Oil (and gasoline) prices have crept off their lows; they’re up about 25% this year, though they’re still well below year-ago prices. But many analysts have been scratching their heads wondering why the decline in energy prices hasn’t done more to goose up retail spending. It may be that's not really much of a conundrum. 


Here are several ways of making that point. First, there’s the graph above, showing the annual growth rate in nominal expenditures on energy and all other forms of consumption from the national income accounts. If energy prices could add to or subtract from other forms of consumption, you’d expect the two lines to look more like mirror images. In fact, they move more together than apart. The correlation coefficient between the two series is 0.43. Lag the non-energy spending a year, on the supposition that there might be a delayed reaction time, and the correlation coefficient actually falls to 0.28.
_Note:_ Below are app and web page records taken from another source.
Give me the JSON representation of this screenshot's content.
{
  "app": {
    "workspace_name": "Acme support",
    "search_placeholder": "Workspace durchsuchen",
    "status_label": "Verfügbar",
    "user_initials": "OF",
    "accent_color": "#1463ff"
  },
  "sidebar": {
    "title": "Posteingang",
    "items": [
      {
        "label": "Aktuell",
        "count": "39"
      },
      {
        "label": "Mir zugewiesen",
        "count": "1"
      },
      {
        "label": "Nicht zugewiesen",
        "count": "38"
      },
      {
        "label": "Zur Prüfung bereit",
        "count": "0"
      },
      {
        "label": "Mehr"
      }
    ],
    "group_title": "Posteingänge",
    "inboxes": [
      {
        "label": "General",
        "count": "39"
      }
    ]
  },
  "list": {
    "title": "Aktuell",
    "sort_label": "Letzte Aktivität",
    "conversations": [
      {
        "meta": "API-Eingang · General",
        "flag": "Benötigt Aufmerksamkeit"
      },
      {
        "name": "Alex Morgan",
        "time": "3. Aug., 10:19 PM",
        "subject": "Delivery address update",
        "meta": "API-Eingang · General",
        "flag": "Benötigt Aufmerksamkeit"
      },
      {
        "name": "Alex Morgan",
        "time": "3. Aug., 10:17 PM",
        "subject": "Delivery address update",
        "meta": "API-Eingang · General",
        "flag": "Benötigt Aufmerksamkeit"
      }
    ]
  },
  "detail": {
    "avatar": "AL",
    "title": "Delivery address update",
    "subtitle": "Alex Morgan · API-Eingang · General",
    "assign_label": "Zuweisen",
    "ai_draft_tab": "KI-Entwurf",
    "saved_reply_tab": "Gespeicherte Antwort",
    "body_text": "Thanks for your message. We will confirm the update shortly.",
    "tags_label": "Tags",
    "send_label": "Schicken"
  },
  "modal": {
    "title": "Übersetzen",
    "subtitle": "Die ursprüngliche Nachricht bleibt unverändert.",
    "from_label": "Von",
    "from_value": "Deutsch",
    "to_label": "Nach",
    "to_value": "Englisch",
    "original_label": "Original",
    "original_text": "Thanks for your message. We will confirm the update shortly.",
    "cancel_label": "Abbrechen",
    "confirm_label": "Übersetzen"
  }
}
Moves in energy consumption are overwhelmingly dominated by price. The correlation coefficient between the annual change in the gasoline price and energy expenditures is 0.97. (That’s made even more remarkable by the fact that more than a third of energy spending is on services like electricity, which are not priced like gas.) While people may drive more or less, or raise or lower the thermostat, based on price movements, it appears they don’t change their behavior all that much. They just take the price—and it doesn’t seem to have much effect on other spending.

One gets similar results looking at the BLS’s Consumer Expenditure Survey (often abbreviated CEX, so as not to confuse it with Current Employment Statistics, the official name of the payroll survey). The CEX can be volatile, and dependent on the unreliable memories of the surveyed in describing their spending habits, but it’s still the best household-based measure of expenditures we have—and it allows for fairly detailed demographic analysis.


As the first graph above shows, we don’t find the mirror image between energy and non-energy spending growth that you might expect in the aggregate. The correlation between energy and non-energy spending growth is 0.28—positive, not negative. And the story is similar when you look at poor (bottom quintile), middle-income (third quintile), and affluent (top quintile) households. The correlation weakens the higher you go up the income ladder (0.52 for the first, 0.42 for the third, and 0.14 for the fifth), but they remain positive for all five. 

Not surprisingly, there’s a tight relation between income growth and spending. A regression of the annual change in non-energy spending in the CEX on the annual change in household income yields an impressively high r2 of 0.53. So the “mystery” of why lower energy prices are not translating into higher retail spending may not be a mystery at all. The best explanation of tepid retail growth is tepid income growth.